→ **DATA PROVIDED**
########

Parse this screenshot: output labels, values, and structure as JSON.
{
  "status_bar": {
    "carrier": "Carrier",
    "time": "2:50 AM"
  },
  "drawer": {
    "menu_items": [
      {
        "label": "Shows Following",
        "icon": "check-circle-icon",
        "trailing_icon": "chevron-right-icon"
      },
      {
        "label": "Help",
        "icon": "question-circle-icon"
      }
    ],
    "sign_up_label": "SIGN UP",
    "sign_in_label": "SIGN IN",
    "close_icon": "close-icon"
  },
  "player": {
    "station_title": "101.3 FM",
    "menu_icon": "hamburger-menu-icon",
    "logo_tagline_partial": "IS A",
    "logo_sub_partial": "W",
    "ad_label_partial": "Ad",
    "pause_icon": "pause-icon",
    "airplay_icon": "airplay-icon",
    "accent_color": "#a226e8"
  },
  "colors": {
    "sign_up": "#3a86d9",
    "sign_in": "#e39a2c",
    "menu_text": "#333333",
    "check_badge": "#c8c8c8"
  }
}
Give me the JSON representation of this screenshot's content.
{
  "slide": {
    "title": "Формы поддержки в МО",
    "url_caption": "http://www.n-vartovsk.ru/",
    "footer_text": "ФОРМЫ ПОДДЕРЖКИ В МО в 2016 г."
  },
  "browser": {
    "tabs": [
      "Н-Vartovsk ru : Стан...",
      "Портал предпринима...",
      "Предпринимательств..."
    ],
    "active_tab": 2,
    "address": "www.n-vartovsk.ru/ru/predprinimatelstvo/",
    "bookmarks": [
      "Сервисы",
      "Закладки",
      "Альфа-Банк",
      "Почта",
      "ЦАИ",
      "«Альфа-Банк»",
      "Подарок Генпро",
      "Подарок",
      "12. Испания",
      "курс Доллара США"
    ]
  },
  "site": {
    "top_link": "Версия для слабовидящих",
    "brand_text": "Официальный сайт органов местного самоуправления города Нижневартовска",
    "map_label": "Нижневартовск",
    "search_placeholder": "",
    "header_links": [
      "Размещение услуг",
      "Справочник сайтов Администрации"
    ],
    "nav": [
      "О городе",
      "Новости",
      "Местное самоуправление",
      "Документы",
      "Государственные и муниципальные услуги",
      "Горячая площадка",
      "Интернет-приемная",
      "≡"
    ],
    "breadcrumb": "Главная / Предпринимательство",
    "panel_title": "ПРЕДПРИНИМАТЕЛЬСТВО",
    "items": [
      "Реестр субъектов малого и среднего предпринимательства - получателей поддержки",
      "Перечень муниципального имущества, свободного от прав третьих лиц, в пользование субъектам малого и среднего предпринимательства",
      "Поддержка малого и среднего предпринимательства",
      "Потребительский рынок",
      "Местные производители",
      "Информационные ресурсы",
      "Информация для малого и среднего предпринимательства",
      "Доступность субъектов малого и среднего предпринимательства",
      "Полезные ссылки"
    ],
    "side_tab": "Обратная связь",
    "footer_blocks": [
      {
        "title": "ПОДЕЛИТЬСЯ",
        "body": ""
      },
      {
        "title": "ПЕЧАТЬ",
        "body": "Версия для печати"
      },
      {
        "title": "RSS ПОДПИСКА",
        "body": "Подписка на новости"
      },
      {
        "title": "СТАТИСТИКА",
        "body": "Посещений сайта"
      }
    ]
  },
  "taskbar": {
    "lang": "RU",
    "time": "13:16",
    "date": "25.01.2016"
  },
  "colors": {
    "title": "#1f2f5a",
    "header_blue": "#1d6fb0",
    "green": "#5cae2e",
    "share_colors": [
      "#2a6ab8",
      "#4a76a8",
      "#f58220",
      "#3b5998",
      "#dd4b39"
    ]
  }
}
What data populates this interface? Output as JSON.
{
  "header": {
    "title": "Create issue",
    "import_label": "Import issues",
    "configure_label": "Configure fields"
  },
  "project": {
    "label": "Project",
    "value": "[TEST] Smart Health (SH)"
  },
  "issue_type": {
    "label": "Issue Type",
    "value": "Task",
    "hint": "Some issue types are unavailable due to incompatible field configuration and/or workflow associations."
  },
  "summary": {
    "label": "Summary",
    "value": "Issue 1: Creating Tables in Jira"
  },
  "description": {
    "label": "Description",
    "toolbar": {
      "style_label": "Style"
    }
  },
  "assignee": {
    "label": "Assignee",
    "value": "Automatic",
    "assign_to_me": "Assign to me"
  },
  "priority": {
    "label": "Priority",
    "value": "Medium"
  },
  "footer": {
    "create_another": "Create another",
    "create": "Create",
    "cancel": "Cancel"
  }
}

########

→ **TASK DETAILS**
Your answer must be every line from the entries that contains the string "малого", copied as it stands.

→ **WRITTEN SOLUTION**
      "Реестр субъектов малого и среднего предпринимательства - получателей поддержки",
      "Перечень муниципального имущества, свободного от прав третьих лиц, в пользование субъектам малого и среднего предпринимательства",
      "Поддержка малого и среднего предпринимательства",
      "Информация для малого и среднего предпринимательства",
      "Доступность субъектов малого и среднего предпринимательства",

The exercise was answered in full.